Data about app and page elements:
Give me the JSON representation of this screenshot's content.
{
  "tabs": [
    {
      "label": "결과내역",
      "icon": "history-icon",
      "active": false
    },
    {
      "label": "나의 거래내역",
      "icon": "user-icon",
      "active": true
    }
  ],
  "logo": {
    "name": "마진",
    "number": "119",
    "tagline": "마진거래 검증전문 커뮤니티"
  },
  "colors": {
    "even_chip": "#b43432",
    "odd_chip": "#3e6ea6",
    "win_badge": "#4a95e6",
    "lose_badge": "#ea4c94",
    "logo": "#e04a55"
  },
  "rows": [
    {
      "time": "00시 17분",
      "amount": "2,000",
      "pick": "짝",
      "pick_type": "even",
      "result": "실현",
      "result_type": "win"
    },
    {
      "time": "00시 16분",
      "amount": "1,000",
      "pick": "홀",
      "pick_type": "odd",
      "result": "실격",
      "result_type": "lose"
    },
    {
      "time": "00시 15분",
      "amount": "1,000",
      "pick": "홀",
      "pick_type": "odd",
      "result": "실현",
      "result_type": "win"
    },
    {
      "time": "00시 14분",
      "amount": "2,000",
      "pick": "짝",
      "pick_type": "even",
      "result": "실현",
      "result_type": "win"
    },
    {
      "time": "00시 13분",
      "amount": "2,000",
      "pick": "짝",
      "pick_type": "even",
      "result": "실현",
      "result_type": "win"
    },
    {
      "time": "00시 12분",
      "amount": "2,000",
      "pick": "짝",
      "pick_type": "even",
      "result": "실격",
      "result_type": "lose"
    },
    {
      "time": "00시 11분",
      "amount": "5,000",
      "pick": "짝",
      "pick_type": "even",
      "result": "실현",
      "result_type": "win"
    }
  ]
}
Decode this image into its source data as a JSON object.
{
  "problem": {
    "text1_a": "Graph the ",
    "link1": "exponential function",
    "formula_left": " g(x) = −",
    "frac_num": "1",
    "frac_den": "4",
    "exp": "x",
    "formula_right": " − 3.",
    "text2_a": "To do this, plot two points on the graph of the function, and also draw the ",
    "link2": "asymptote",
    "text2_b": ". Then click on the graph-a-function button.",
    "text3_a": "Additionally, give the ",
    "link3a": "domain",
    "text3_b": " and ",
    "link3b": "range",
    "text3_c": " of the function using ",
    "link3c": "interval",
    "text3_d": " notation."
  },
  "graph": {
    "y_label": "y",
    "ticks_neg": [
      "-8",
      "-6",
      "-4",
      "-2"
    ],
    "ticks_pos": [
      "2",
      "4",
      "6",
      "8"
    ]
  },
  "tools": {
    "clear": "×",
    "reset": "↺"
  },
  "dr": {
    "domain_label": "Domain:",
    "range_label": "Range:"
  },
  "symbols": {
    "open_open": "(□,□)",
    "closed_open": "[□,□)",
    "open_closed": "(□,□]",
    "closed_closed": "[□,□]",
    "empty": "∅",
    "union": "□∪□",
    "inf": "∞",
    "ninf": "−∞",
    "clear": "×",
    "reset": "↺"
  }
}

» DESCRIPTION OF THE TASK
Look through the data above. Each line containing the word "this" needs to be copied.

» WORKED SOLUTION
Give me the JSON representation of this screenshot's content.
Decode this image into its source data as a JSON object.
    "text2_a": "To do this, plot two points on the graph of the function, and also draw the ",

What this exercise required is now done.